* **PROBLEM REQUIREMENTS**:
Would you retype each of the records exactly as shown?

* **GIVEN INFORMATION**:
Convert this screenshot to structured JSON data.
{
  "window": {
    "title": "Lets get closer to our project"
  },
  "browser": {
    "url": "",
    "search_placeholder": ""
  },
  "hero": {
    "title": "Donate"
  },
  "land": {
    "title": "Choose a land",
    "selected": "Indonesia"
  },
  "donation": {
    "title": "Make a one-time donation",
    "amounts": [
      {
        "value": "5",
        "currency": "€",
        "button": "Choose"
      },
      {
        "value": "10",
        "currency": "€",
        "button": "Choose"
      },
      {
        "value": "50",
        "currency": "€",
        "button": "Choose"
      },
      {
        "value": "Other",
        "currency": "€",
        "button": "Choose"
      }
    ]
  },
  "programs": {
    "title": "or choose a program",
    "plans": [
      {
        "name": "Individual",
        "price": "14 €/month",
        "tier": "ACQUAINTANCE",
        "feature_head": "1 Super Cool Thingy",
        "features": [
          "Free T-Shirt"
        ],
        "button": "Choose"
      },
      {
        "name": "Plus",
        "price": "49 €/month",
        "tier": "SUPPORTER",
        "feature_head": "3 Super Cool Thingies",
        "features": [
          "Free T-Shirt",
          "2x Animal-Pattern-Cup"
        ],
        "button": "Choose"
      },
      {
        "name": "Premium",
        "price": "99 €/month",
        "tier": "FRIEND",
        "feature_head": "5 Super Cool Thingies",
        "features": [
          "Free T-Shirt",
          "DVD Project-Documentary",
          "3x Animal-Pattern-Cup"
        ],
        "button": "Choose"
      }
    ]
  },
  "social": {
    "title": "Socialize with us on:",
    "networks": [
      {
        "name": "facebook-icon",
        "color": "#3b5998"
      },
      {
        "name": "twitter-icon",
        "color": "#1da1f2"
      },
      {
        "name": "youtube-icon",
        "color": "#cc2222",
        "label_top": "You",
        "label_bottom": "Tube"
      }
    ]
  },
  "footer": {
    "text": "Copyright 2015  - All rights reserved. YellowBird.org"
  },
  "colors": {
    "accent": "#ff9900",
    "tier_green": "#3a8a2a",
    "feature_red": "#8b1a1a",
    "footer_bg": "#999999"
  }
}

* **THE COMPLETED TASK**:
Convert this screenshot to structured JSON data.
{
  "window": {
    "title": "Lets get closer to our project"
  },
  "browser": {
    "url": "",
    "search_placeholder": ""
  },
  "hero": {
    "title": "Donate"
  },
  "land": {
    "title": "Choose a land",
    "selected": "Indonesia"
  },
  "donation": {
    "title": "Make a one-time donation",
    "amounts": [
      {
        "value": "5",
        "currency": "€",
        "button": "Choose"
      },
      {
        "value": "10",
        "currency": "€",
        "button": "Choose"
      },
      {
        "value": "50",
        "currency": "€",
        "button": "Choose"
      },
      {
        "value": "Other",
        "currency": "€",
        "button": "Choose"
      }
    ]
  },
  "programs": {
    "title": "or choose a program",
    "plans": [
      {
        "name": "Individual",
        "price": "14 €/month",
        "tier": "ACQUAINTANCE",
        "feature_head": "1 Super Cool Thingy",
        "features": [
          "Free T-Shirt"
        ],
        "button": "Choose"
      },
      {
        "name": "Plus",
        "price": "49 €/month",
        "tier": "SUPPORTER",
        "feature_head": "3 Super Cool Thingies",
        "features": [
          "Free T-Shirt",
          "2x Animal-Pattern-Cup"
        ],
        "button": "Choose"
      },
      {
        "name": "Premium",
        "price": "99 €/month",
        "tier": "FRIEND",
        "feature_head": "5 Super Cool Thingies",
        "features": [
          "Free T-Shirt",
          "DVD Project-Documentary",
          "3x Animal-Pattern-Cup"
        ],
        "button": "Choose"
      }
    ]
  },
  "social": {
    "title": "Socialize with us on:",
    "networks": [
      {
        "name": "facebook-icon",
        "color": "#3b5998"
      },
      {
        "name": "twitter-icon",
        "color": "#1da1f2"
      },
      {
        "name": "youtube-icon",
        "color": "#cc2222",
        "label_top": "You",
        "label_bottom": "Tube"
      }
    ]
  },
  "footer": {
    "text": "Copyright 2015  - All rights reserved. YellowBird.org"
  },
  "colors": {
    "accent": "#ff9900",
    "tier_green": "#3a8a2a",
    "feature_red": "#8b1a1a",
    "footer_bg": "#999999"
  }
}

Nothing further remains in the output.